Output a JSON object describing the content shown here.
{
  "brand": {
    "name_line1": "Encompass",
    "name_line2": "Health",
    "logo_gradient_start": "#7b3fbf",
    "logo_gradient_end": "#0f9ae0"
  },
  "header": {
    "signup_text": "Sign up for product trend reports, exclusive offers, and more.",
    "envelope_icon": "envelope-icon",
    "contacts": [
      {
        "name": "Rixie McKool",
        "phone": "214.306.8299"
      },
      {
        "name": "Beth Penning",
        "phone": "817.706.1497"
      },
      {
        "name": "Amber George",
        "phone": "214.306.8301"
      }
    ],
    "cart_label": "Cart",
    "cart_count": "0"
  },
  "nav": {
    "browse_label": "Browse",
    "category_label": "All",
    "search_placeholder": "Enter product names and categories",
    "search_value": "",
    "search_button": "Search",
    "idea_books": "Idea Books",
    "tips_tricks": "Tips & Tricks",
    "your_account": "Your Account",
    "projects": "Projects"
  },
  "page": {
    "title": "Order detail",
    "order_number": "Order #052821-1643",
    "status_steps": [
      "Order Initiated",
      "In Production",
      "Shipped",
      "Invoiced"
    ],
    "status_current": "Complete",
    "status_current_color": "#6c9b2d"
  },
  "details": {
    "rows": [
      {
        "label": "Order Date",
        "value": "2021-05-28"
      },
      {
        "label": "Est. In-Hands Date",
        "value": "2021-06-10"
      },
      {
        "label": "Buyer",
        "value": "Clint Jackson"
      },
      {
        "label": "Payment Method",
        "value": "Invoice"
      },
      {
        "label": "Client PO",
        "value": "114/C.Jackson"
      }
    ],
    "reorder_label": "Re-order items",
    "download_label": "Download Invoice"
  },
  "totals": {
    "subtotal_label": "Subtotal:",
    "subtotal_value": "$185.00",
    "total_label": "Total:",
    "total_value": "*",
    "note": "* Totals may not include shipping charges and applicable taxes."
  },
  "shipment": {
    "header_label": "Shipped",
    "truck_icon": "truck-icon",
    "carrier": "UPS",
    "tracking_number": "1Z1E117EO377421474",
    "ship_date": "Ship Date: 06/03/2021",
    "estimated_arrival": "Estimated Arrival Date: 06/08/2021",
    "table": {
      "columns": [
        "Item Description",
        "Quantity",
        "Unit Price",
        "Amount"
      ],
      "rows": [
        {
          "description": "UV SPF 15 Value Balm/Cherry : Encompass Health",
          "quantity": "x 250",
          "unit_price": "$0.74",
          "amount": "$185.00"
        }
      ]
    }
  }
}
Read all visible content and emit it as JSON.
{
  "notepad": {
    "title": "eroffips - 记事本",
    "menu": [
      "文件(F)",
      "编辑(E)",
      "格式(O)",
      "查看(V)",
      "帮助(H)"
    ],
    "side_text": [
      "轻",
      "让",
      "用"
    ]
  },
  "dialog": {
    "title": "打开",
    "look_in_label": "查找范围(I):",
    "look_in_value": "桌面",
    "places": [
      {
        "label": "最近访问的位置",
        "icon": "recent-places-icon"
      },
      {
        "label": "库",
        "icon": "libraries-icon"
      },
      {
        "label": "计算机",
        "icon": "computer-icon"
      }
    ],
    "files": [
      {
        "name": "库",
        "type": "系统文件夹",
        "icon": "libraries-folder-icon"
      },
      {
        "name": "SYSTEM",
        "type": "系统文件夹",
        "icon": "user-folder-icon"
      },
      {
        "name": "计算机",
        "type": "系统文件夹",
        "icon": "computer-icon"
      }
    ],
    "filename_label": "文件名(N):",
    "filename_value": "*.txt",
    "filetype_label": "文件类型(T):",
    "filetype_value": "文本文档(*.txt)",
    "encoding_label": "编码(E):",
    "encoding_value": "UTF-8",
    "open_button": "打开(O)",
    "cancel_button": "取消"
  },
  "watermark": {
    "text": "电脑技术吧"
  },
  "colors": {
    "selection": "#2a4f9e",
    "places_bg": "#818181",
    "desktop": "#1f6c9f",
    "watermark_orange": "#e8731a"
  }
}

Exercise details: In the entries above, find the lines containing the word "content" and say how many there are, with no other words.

Answer area: 2